> INFORMATION SHOWN:
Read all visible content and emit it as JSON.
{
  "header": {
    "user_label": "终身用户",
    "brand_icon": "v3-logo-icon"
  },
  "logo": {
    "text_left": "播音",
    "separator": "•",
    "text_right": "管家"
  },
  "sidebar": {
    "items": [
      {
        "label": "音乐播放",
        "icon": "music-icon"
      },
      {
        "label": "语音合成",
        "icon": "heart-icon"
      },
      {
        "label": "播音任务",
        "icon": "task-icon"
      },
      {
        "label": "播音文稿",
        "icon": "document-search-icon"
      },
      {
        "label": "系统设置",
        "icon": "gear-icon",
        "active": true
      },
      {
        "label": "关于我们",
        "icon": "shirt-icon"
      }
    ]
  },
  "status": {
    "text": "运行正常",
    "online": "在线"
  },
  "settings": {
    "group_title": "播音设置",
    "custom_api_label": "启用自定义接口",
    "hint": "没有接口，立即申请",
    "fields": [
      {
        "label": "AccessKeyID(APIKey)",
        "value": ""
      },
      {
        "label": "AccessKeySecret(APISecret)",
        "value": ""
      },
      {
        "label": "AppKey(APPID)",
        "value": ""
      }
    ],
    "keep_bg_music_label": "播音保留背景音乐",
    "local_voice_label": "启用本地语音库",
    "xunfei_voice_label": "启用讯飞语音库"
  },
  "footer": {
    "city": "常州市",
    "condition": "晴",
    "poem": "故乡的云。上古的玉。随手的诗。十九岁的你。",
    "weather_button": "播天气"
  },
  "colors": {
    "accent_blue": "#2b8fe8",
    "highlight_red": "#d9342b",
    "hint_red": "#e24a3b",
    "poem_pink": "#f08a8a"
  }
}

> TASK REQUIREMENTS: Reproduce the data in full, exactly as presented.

> OUTPUT BELOW:
Read all visible content and emit it as JSON.
{
  "header": {
    "user_label": "终身用户",
    "brand_icon": "v3-logo-icon"
  },
  "logo": {
    "text_left": "播音",
    "separator": "•",
    "text_right": "管家"
  },
  "sidebar": {
    "items": [
      {
        "label": "音乐播放",
        "icon": "music-icon"
      },
      {
        "label": "语音合成",
        "icon": "heart-icon"
      },
      {
        "label": "播音任务",
        "icon": "task-icon"
      },
      {
        "label": "播音文稿",
        "icon": "document-search-icon"
      },
      {
        "label": "系统设置",
        "icon": "gear-icon",
        "active": true
      },
      {
        "label": "关于我们",
        "icon": "shirt-icon"
      }
    ]
  },
  "status": {
    "text": "运行正常",
    "online": "在线"
  },
  "settings": {
    "group_title": "播音设置",
    "custom_api_label": "启用自定义接口",
    "hint": "没有接口，立即申请",
    "fields": [
      {
        "label": "AccessKeyID(APIKey)",
        "value": ""
      },
      {
        "label": "AccessKeySecret(APISecret)",
        "value": ""
      },
      {
        "label": "AppKey(APPID)",
        "value": ""
      }
    ],
    "keep_bg_music_label": "播音保留背景音乐",
    "local_voice_label": "启用本地语音库",
    "xunfei_voice_label": "启用讯飞语音库"
  },
  "footer": {
    "city": "常州市",
    "condition": "晴",
    "poem": "故乡的云。上古的玉。随手的诗。十九岁的你。",
    "weather_button": "播天气"
  },
  "colors": {
    "accent_blue": "#2b8fe8",
    "highlight_red": "#d9342b",
    "hint_red": "#e24a3b",
    "poem_pink": "#f08a8a"
  }
}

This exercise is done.